THESE are the sorts of things I've emailed Obama's campaign organisers myself, much to MY Hubby's chagrin. *wry smile*

Hope you don't get flamed by the hubby for this, BG!

RuthieJ said...

I'm ready to vote for the Barefoot/Kati ticket!

You've definitely hit the nail on the head with this post, Barefoot. I've been listening to some of the commercials and sound bites too and not once have I heard any mention of conservation and changing our habits--which is truly where the solution lies. I've made some changes at home that I know Mr. Johnson isn't thrilled with (he didn't like freezing his buns much last winter), but I like to think I'm doing my part and always happy to find more ways to "reduce, reuse & recycle."

Wendy said...

Having grown up in a part of the country where coal is (and has been for decades) mined, I have to say that nothing about coal is clean. Nothing about mining coal is good - for the communities dependent on mining as an economic base, for the people who end up disabled due to black lung or something else, for the land from which it is stripped or dug out.

I'm seriously thinking about NOT voting - for the first time in many years, I'm afraid, because there really is no good choice as far as I'm concerned. There's not even a "lesser of two evils" this time around.

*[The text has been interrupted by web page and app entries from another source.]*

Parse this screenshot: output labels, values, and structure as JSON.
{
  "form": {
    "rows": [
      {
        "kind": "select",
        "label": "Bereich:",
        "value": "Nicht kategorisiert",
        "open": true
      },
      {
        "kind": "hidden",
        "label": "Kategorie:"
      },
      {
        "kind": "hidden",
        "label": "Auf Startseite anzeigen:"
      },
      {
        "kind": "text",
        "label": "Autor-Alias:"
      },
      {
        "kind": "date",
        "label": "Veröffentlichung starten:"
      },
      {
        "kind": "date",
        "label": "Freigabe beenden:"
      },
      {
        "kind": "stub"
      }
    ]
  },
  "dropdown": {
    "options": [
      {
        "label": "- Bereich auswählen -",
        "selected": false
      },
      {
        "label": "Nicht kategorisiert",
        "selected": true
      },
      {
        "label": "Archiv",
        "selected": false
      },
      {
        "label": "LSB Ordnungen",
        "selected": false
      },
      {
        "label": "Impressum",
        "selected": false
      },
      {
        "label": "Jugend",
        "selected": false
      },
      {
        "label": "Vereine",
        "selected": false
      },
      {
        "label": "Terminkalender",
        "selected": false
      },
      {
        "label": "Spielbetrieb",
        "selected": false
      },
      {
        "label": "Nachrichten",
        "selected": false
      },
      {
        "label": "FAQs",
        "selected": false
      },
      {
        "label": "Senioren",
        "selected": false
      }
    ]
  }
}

At first I thought BO might be a good choice, but when he said he thought there should be a second stimulus sent out to people on unemployment, I wanted to scream. Hello? The first time it didn't work, and if those people don't have jobs now, ya think they're going to spend their money on anything except rent, food or fuel? - None of which will "stimulate" the economy the way those checks were intended.

I'd love to see the President freezing his buns off, but I won't hold my breath ....

P.S. The solar system Carter installed on the White House now resides at Unity College here in Maine ;). He was probably the best President this country had, and did just what you want our President to do, and no one liked him. Sad, really.